Dataset records:
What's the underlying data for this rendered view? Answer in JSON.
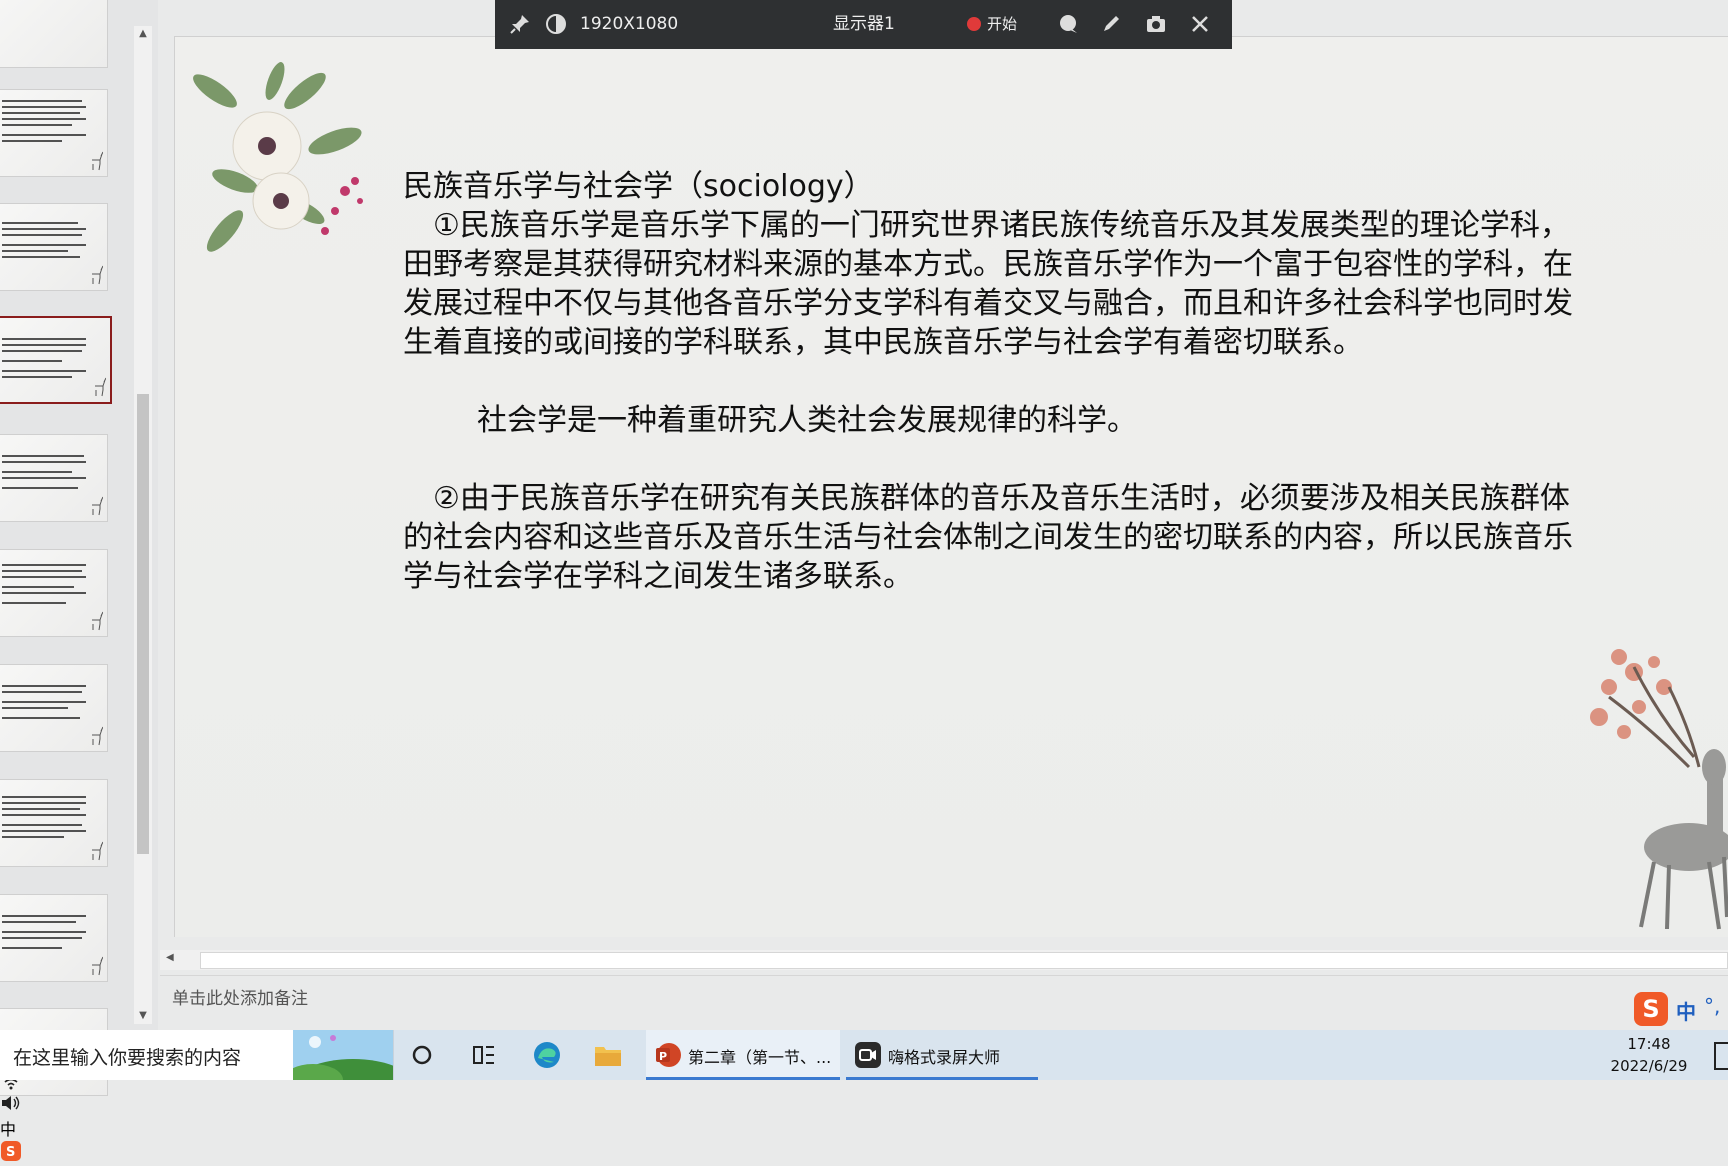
{
  "recorder_bar": {
    "resolution": "1920X1080",
    "display": "显示器1",
    "start_label": "开始"
  },
  "slide": {
    "heading": "民族音乐学与社会学（sociology）",
    "para1": "①民族音乐学是音乐学下属的一门研究世界诸民族传统音乐及其发展类型的理论学科，田野考察是其获得研究材料来源的基本方式。民族音乐学作为一个富于包容性的学科，在发展过程中不仅与其他各音乐学分支学科有着交叉与融合，而且和许多社会科学也同时发生着直接的或间接的学科联系，其中民族音乐学与社会学有着密切联系。",
    "definition": "社会学是一种着重研究人类社会发展规律的科学。",
    "para2": "②由于民族音乐学在研究有关民族群体的音乐及音乐生活时，必须要涉及相关民族群体的社会内容和这些音乐及音乐生活与社会体制之间发生的密切联系的内容，所以民族音乐学与社会学在学科之间发生诸多联系。"
  },
  "notes": {
    "placeholder": "单击此处添加备注"
  },
  "ime": {
    "logo": "S",
    "lang": "中",
    "punct": "°,"
  },
  "taskbar": {
    "search_placeholder": "在这里输入你要搜索的内容",
    "app_ppt_label": "第二章（第一节、...",
    "app_recorder_label": "嗨格式录屏大师",
    "time": "17:48",
    "date": "2022/6/29",
    "tray_ime": "中"
  },
  "colors": {
    "active_thumb_border": "#8a1c1c",
    "rec_dot": "#e03a3a",
    "taskbar_bg": "#d9e4ee",
    "toolbar_bg": "#2e3032"
  }
}
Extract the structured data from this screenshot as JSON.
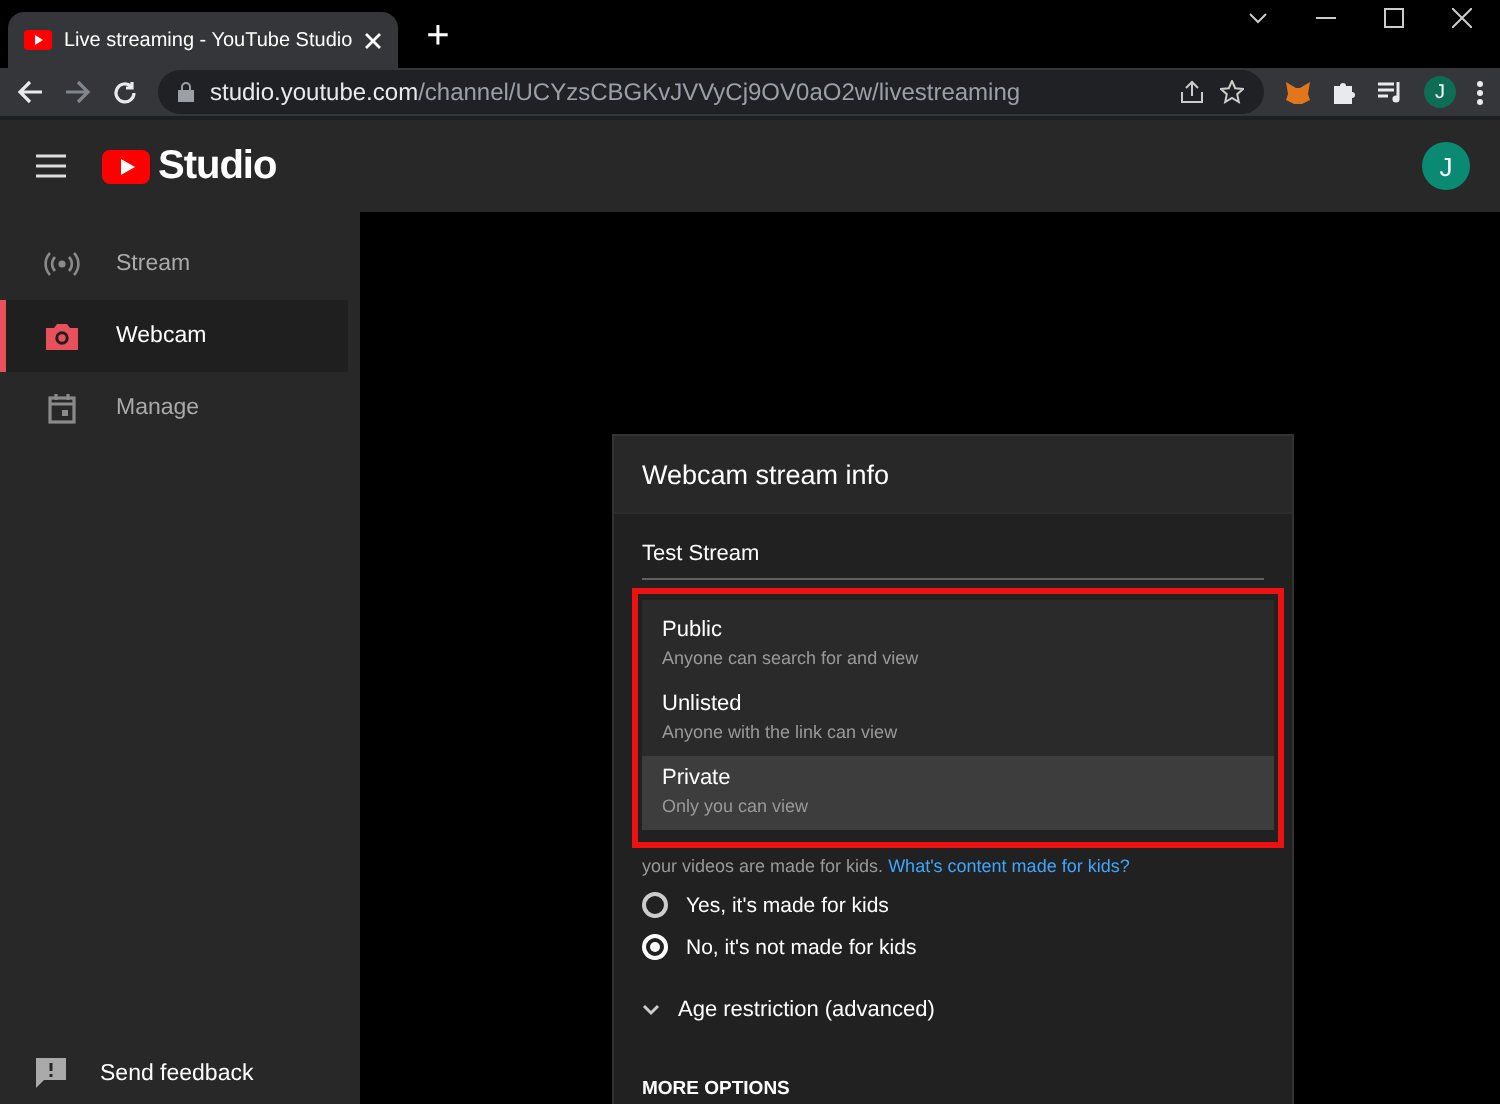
{
  "browser": {
    "tab_title": "Live streaming - YouTube Studio",
    "new_tab": "+",
    "url_host": "studio.youtube.com",
    "url_path": "/channel/UCYzsCBGKvJVVyCj9OV0aO2w/livestreaming",
    "profile_initial": "J"
  },
  "header": {
    "logo_text": "Studio",
    "avatar_initial": "J"
  },
  "sidebar": {
    "items": [
      {
        "label": "Stream",
        "kind": "broadcast",
        "selected": false
      },
      {
        "label": "Webcam",
        "kind": "camera",
        "selected": true
      },
      {
        "label": "Manage",
        "kind": "calendar",
        "selected": false
      }
    ],
    "footer": {
      "label": "Send feedback"
    }
  },
  "dialog": {
    "title": "Webcam stream info",
    "stream_title": "Test Stream",
    "visibility_options": [
      {
        "label": "Public",
        "description": "Anyone can search for and view",
        "selected": false
      },
      {
        "label": "Unlisted",
        "description": "Anyone with the link can view",
        "selected": false
      },
      {
        "label": "Private",
        "description": "Only you can view",
        "selected": true
      }
    ],
    "kids_note": "your videos are made for kids.",
    "kids_link": "What's content made for kids?",
    "audience": [
      {
        "label": "Yes, it's made for kids",
        "selected": false
      },
      {
        "label": "No, it's not made for kids",
        "selected": true
      }
    ],
    "age_restriction": {
      "label": "Age restriction (advanced)",
      "expanded": false
    },
    "more_options": "MORE OPTIONS"
  }
}
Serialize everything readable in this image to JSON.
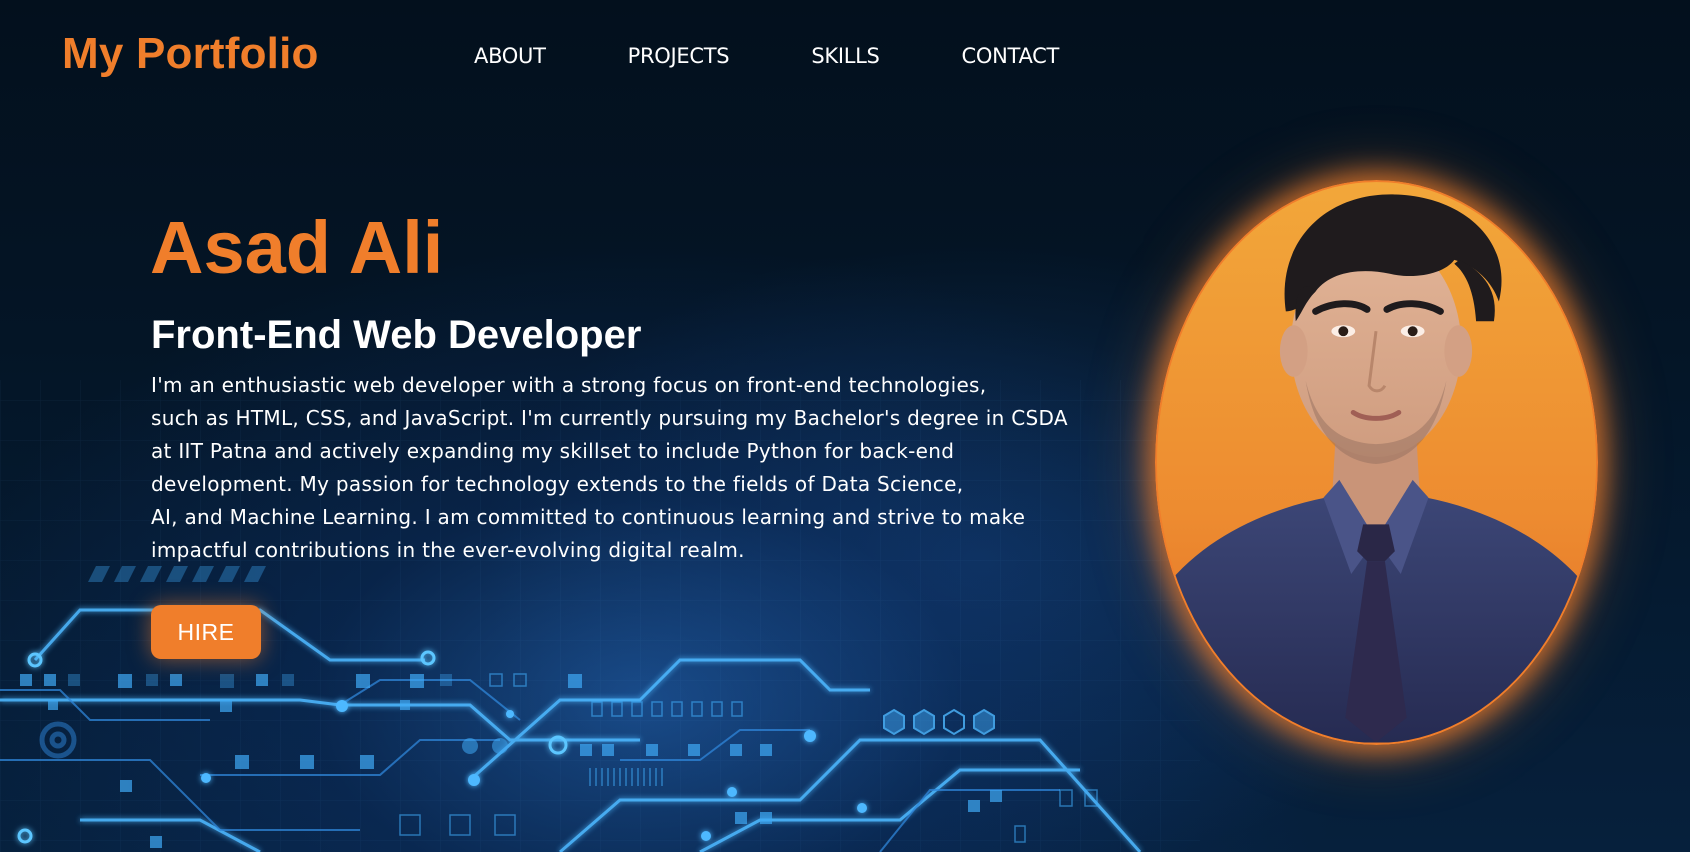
{
  "header": {
    "brand": "My Portfolio",
    "nav": [
      "ABOUT",
      "PROJECTS",
      "SKILLS",
      "CONTACT"
    ]
  },
  "hero": {
    "name": "Asad Ali",
    "role": "Front-End Web Developer",
    "bio_lines": [
      "I'm an enthusiastic web developer with a strong focus on front-end technologies,",
      "such as HTML, CSS, and JavaScript. I'm currently pursuing my Bachelor's degree in CSDA",
      "at IIT Patna and actively expanding my skillset to include Python for back-end",
      "development. My passion for technology extends to the fields of Data Science,",
      "AI, and Machine Learning. I am committed to continuous learning and strive to make",
      "impactful contributions in the ever-evolving digital realm."
    ],
    "cta_label": "HIRE"
  },
  "colors": {
    "accent": "#f07e2b",
    "background": "#030f1c",
    "text": "#ffffff",
    "circuit": "#3fa9f5"
  },
  "images": {
    "portrait": "profile-photo"
  }
}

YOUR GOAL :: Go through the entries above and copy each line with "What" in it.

RESPONSE TO THE EXERCISE ::
What's the underlying data for this rendered view? Answer in JSON.
    "kids_link": "What's content made for kids?",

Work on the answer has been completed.